In your copy of the data, keep every word exact and include no pictures.
===
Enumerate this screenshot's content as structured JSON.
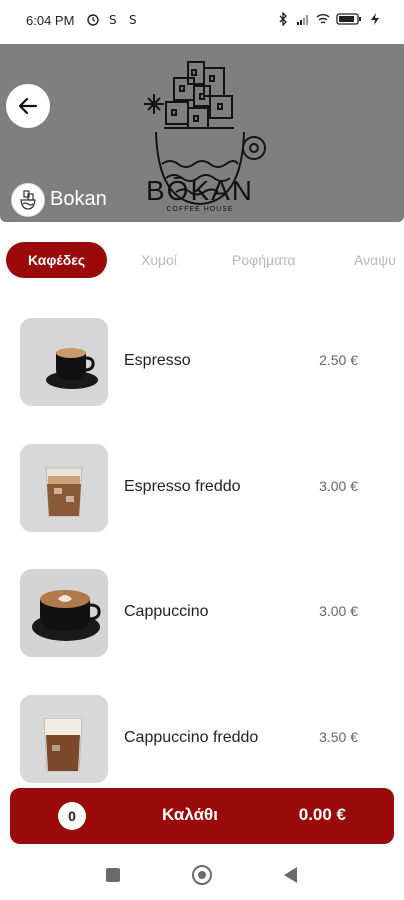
{
  "status_bar": {
    "time": "6:04 PM",
    "icons_left": [
      "alarm-icon",
      "s-icon",
      "s-icon"
    ],
    "icons_right": [
      "bluetooth-icon",
      "signal-icon",
      "wifi-icon",
      "battery-icon",
      "charging-icon"
    ],
    "battery": "85"
  },
  "header": {
    "logo_title": "BŌKAN",
    "logo_subtitle": "COFFEE HOUSE",
    "brand_name": "Bokan",
    "banner_color": "#7f7f7f"
  },
  "tabs": [
    {
      "label": "Καφέδες",
      "active": true
    },
    {
      "label": "Χυμοί",
      "active": false
    },
    {
      "label": "Ροφήματα",
      "active": false
    },
    {
      "label": "Αναψυ",
      "active": false
    }
  ],
  "items": [
    {
      "name": "Espresso",
      "price": "2.50 €",
      "image": "espresso-cup"
    },
    {
      "name": "Espresso freddo",
      "price": "3.00 €",
      "image": "iced-glass"
    },
    {
      "name": "Cappuccino",
      "price": "3.00 €",
      "image": "cappuccino-cup"
    },
    {
      "name": "Cappuccino freddo",
      "price": "3.50 €",
      "image": "iced-foam-glass"
    }
  ],
  "cart": {
    "count": "0",
    "label": "Καλάθι",
    "total": "0.00 €"
  },
  "colors": {
    "accent": "#9b0a0a"
  }
}
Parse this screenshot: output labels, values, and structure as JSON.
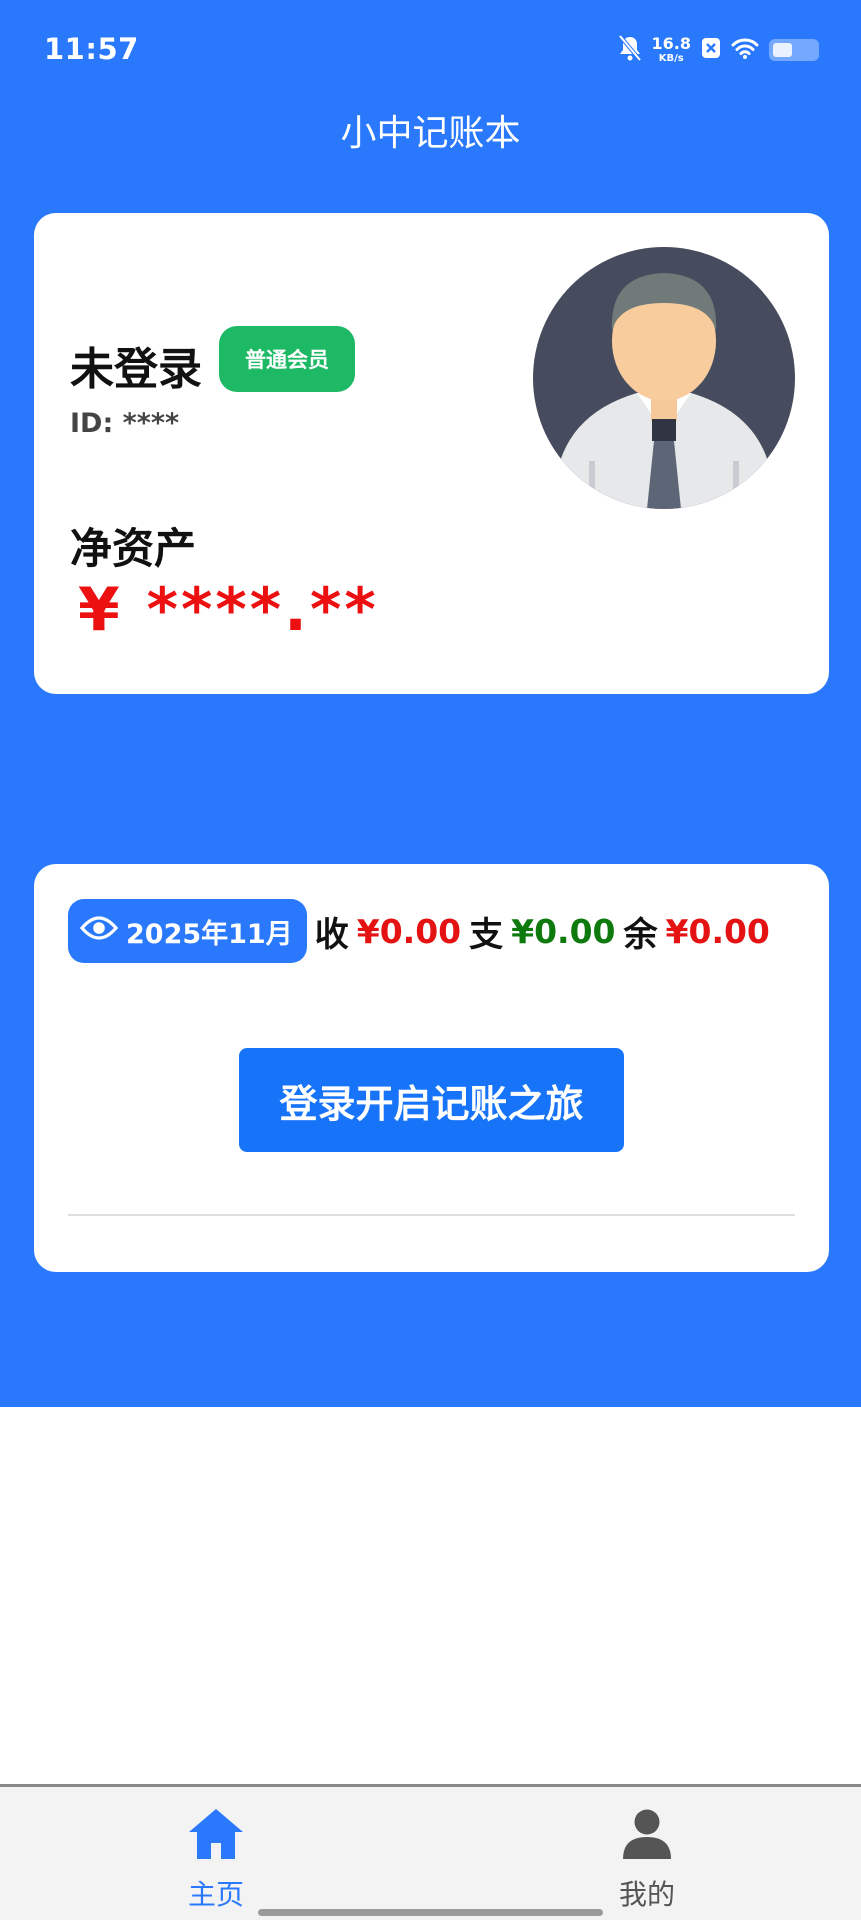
{
  "status_bar": {
    "time": "11:57",
    "net_speed_value": "16.8",
    "net_speed_unit": "KB/s",
    "icons": [
      "bell-off-icon",
      "close-box-icon",
      "wifi-icon",
      "battery-icon"
    ],
    "battery_level": 0.45
  },
  "app": {
    "title": "小中记账本"
  },
  "profile": {
    "name": "未登录",
    "member_badge": "普通会员",
    "id_text": "ID: ****",
    "net_assets_label": "净资产",
    "net_assets_value": "¥ ****.**",
    "avatar_icon": "user-avatar"
  },
  "summary": {
    "month": "2025年11月",
    "eye_icon": "eye-icon",
    "income_label": "收",
    "income_value": "¥0.00",
    "expense_label": "支",
    "expense_value": "¥0.00",
    "balance_label": "余",
    "balance_value": "¥0.00"
  },
  "login_button": "登录开启记账之旅",
  "nav": {
    "home": {
      "label": "主页",
      "icon": "home-icon"
    },
    "mine": {
      "label": "我的",
      "icon": "person-icon"
    }
  },
  "colors": {
    "primary_blue": "#2a79fd",
    "button_blue": "#1774f8",
    "badge_green": "#1db965",
    "income_red": "#e41212",
    "expense_green": "#0e7a0e"
  }
}
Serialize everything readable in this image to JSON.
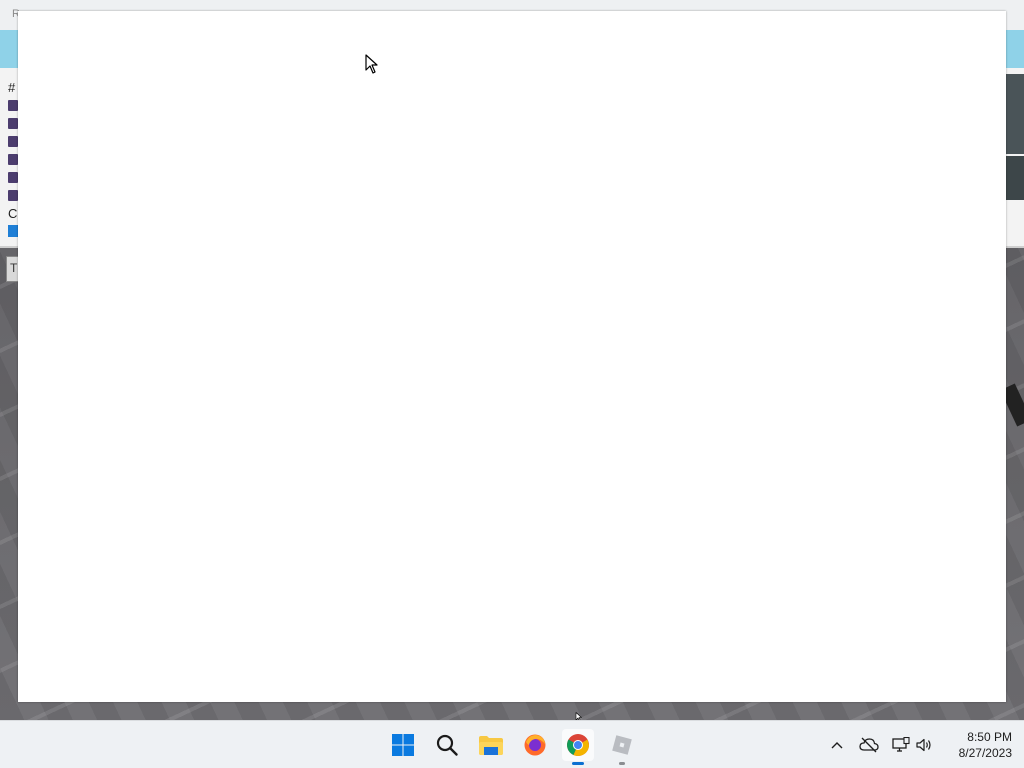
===
- **WRITTEN ANSWER**:
Enumerate this screenshot's content as structured JSON.
{
  "status_bar": {
    "time": "6:04 PM",
    "icons_left": [
      "alarm-icon",
      "s-icon",
      "s-icon"
    ],
    "icons_right": [
      "bluetooth-icon",
      "signal-icon",
      "wifi-icon",
      "battery-icon",
      "charging-icon"
    ],
    "battery": "85"
  },
  "header": {
    "logo_title": "BŌKAN",
    "logo_subtitle": "COFFEE HOUSE",
    "brand_name": "Bokan",
    "banner_color": "#7f7f7f"
  },
  "tabs": [
    {
      "label": "Καφέδες",
      "active": true
    },
    {
      "label": "Χυμοί",
      "active": false
    },
    {
      "label": "Ροφήματα",
      "active": false
    },
    {
      "label": "Αναψυ",
      "active": false
    }
  ],
  "items": [
    {
      "name": "Espresso",
      "price": "2.50 €",
      "image": "espresso-cup"
    },
    {
      "name": "Espresso freddo",
      "price": "3.00 €",
      "image": "iced-glass"
    },
    {
      "name": "Cappuccino",
      "price": "3.00 €",
      "image": "cappuccino-cup"
    },
    {
      "name": "Cappuccino freddo",
      "price": "3.50 €",
      "image": "iced-foam-glass"
    }
  ],
  "cart": {
    "count": "0",
    "label": "Καλάθι",
    "total": "0.00 €"
  },
  "colors": {
    "accent": "#9b0a0a"
  }
}
Parse this screenshot: output labels, values, and structure as JSON.
{
  "status_bar": {
    "time": "11:57",
    "net_speed_value": "16.8",
    "net_speed_unit": "KB/s",
    "icons": [
      "bell-off-icon",
      "close-box-icon",
      "wifi-icon",
      "battery-icon"
    ],
    "battery_level": 0.45
  },
  "app": {
    "title": "小中记账本"
  },
  "profile": {
    "name": "未登录",
    "member_badge": "普通会员",
    "id_text": "ID: ****",
    "net_assets_label": "净资产",
    "net_assets_value": "¥ ****.**",
    "avatar_icon": "user-avatar"
  },
  "summary": {
    "month": "2025年11月",
    "eye_icon": "eye-icon",
    "income_label": "收",
    "income_value": "¥0.00",
    "expense_label": "支",
    "expense_value": "¥0.00",
    "balance_label": "余",
    "balance_value": "¥0.00"
  },
  "login_button": "登录开启记账之旅",
  "nav": {
    "home": {
      "label": "主页",
      "icon": "home-icon"
    },
    "mine": {
      "label": "我的",
      "icon": "person-icon"
    }
  },
  "colors": {
    "primary_blue": "#2a79fd",
    "button_blue": "#1774f8",
    "badge_green": "#1db965",
    "income_red": "#e41212",
    "expense_green": "#0e7a0e"
  }
}
Serialize everything readable in this image to JSON.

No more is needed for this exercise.